Student develops library project to address education gap in home country of Vietnam

A simple Google search for “community service work” last spring turned into a life-changing experience for Trang Ho ’15. Thanks to support from some members of the College community, she attended a weeklong leadership summit in Singapore last summer that left her feeling empowered to take on a project designed to bring knowledge to the countryside village in Vietnam that she calls home.

At the first-ever SEALNet Youth Leadership Summit, Trang joined 17 other participants from Association of Southeast Asian Nations (ASEAN) member nations studying at different colleges and universities across the globe. The philosophy of SEALNet, which stands for the Southeast Asian Service Leadership Network, is to provide young people with leadership skills, motivation, and inspiration to take action.

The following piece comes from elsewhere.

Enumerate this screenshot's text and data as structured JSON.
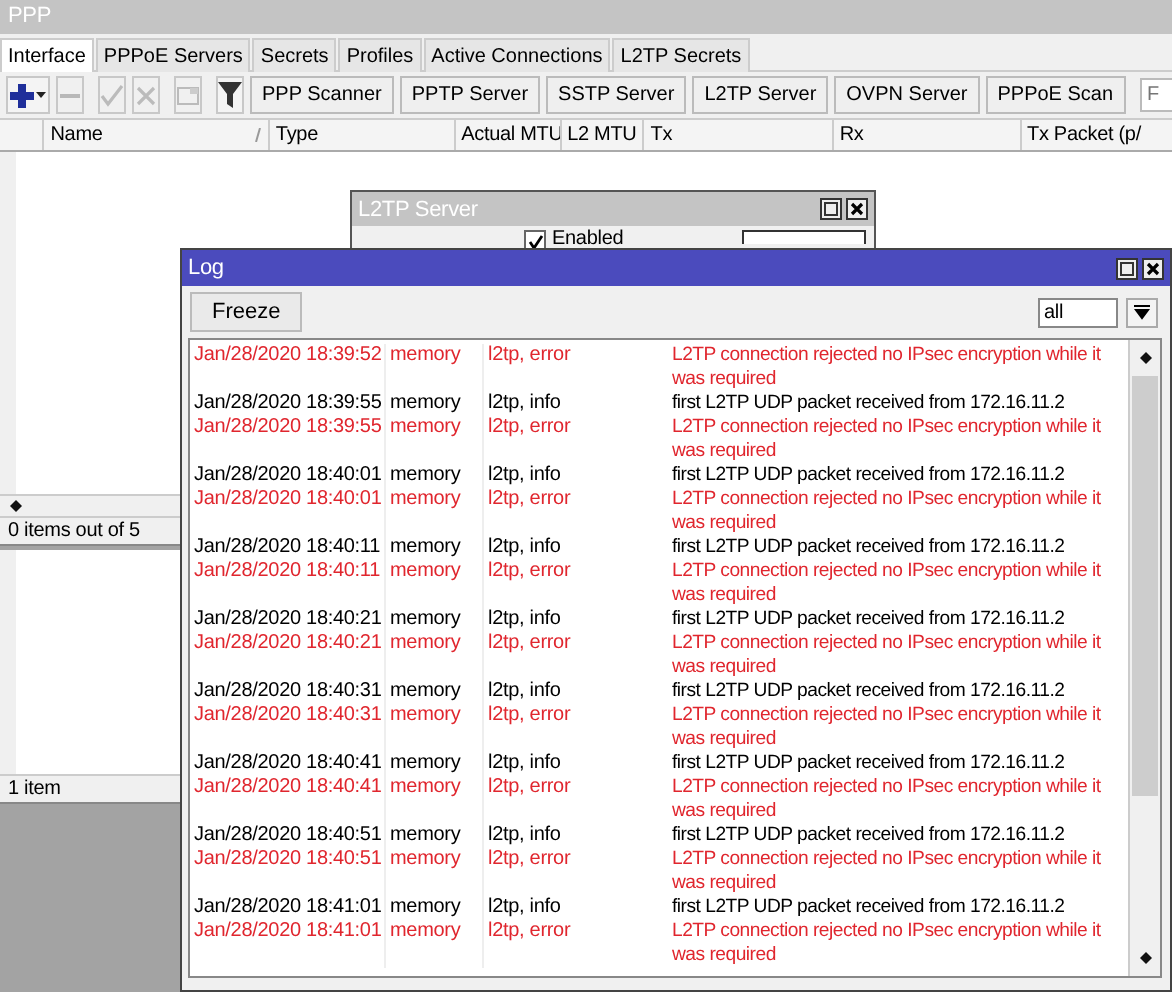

Trang, an economics and international relations double major, said she wanted to attend to “find out about how to create an impact for the community of Southeast Asia. I’m passionate about how I contribute to that region.”

In fact, she already has started building a library collection for her home village in an effort to provide the people with skills that will help them better prepare for their future. Having attended high school in the country’s capital of Hanoi, she can attest to the education gap that exists between the country and urban areas of Vietnam, and she wanted to do something about it.

Attending the summit gave her additional tools to be successful in developing and sustaining that idea and showed her the importance of building feelings of trust, empathy, and love within communities.

The “intense” scheduled was filled with informative discussions about Southeast Asia, including the countries’ economies, community service needs, and more. They also learned about each other’s cultures through performances and presentations. For example, a Malaysian group sang their country’s national anthem, and a Vietnamese group demonstrated traditional painting.

 “From that experience, we can see we have a lot of things in common,” Trang said.

They also participated in a community service project in Singapore’s Chinatown, attended workshops on leadership, project planning, and fundraising, and heard from prominent guest speakers, including Kishore Mahbubani, the former Singapore ambassador to the United Nations. He inspired Trang when he called the region “the most promising in the world.”

Currently, Trang and a fellow participant from Thailand are finalizing a grant proposal that would allow her to expand her library project. Their deadline is Oct. 12.

Trang plans to use her education at Lake Forest and the leadership skills she learned at the summit to own a business some day. Rather than staying in the United States as she originally planned, though, she now expects to return to Southeast Asia after graduation.

“After summit, I decided I really want to go back and contribute to the region. People are trying to change the region through community service work.”